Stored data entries
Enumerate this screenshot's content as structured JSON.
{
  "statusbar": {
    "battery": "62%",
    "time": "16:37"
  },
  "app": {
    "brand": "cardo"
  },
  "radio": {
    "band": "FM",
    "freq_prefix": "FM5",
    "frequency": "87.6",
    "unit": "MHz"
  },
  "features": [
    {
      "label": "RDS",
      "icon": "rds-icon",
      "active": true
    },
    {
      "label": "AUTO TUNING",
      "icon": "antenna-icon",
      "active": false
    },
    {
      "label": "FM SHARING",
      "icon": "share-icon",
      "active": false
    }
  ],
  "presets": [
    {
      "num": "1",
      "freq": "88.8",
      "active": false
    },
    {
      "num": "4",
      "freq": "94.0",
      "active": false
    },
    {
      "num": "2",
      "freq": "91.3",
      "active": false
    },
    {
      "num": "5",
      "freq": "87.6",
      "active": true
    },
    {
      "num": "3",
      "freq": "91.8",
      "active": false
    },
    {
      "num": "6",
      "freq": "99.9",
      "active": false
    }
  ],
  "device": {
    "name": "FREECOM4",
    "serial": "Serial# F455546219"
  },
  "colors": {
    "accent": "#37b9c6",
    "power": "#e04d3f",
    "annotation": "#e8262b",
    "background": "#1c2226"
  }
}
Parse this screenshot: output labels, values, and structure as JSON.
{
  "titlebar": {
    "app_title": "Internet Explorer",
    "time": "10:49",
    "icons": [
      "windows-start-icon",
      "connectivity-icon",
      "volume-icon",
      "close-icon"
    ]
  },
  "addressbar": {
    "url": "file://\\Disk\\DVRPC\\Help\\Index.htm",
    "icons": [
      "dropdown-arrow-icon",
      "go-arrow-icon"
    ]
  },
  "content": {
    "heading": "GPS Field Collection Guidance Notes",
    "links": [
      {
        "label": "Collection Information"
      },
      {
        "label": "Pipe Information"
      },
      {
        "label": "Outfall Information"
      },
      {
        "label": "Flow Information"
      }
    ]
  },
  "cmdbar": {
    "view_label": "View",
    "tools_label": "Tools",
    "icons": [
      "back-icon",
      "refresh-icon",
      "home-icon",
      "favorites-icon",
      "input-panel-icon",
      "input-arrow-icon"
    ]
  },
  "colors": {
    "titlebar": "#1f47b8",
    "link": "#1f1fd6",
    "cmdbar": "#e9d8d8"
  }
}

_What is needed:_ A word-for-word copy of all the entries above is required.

_Your response:_
Enumerate this screenshot's content as structured JSON.
{
  "statusbar": {
    "battery": "62%",
    "time": "16:37"
  },
  "app": {
    "brand": "cardo"
  },
  "radio": {
    "band": "FM",
    "freq_prefix": "FM5",
    "frequency": "87.6",
    "unit": "MHz"
  },
  "features": [
    {
      "label": "RDS",
      "icon": "rds-icon",
      "active": true
    },
    {
      "label": "AUTO TUNING",
      "icon": "antenna-icon",
      "active": false
    },
    {
      "label": "FM SHARING",
      "icon": "share-icon",
      "active": false
    }
  ],
  "presets": [
    {
      "num": "1",
      "freq": "88.8",
      "active": false
    },
    {
      "num": "4",
      "freq": "94.0",
      "active": false
    },
    {
      "num": "2",
      "freq": "91.3",
      "active": false
    },
    {
      "num": "5",
      "freq": "87.6",
      "active": true
    },
    {
      "num": "3",
      "freq": "91.8",
      "active": false
    },
    {
      "num": "6",
      "freq": "99.9",
      "active": false
    }
  ],
  "device": {
    "name": "FREECOM4",
    "serial": "Serial# F455546219"
  },
  "colors": {
    "accent": "#37b9c6",
    "power": "#e04d3f",
    "annotation": "#e8262b",
    "background": "#1c2226"
  }
}
Parse this screenshot: output labels, values, and structure as JSON.
{
  "titlebar": {
    "app_title": "Internet Explorer",
    "time": "10:49",
    "icons": [
      "windows-start-icon",
      "connectivity-icon",
      "volume-icon",
      "close-icon"
    ]
  },
  "addressbar": {
    "url": "file://\\Disk\\DVRPC\\Help\\Index.htm",
    "icons": [
      "dropdown-arrow-icon",
      "go-arrow-icon"
    ]
  },
  "content": {
    "heading": "GPS Field Collection Guidance Notes",
    "links": [
      {
        "label": "Collection Information"
      },
      {
        "label": "Pipe Information"
      },
      {
        "label": "Outfall Information"
      },
      {
        "label": "Flow Information"
      }
    ]
  },
  "cmdbar": {
    "view_label": "View",
    "tools_label": "Tools",
    "icons": [
      "back-icon",
      "refresh-icon",
      "home-icon",
      "favorites-icon",
      "input-panel-icon",
      "input-arrow-icon"
    ]
  },
  "colors": {
    "titlebar": "#1f47b8",
    "link": "#1f1fd6",
    "cmdbar": "#e9d8d8"
  }
}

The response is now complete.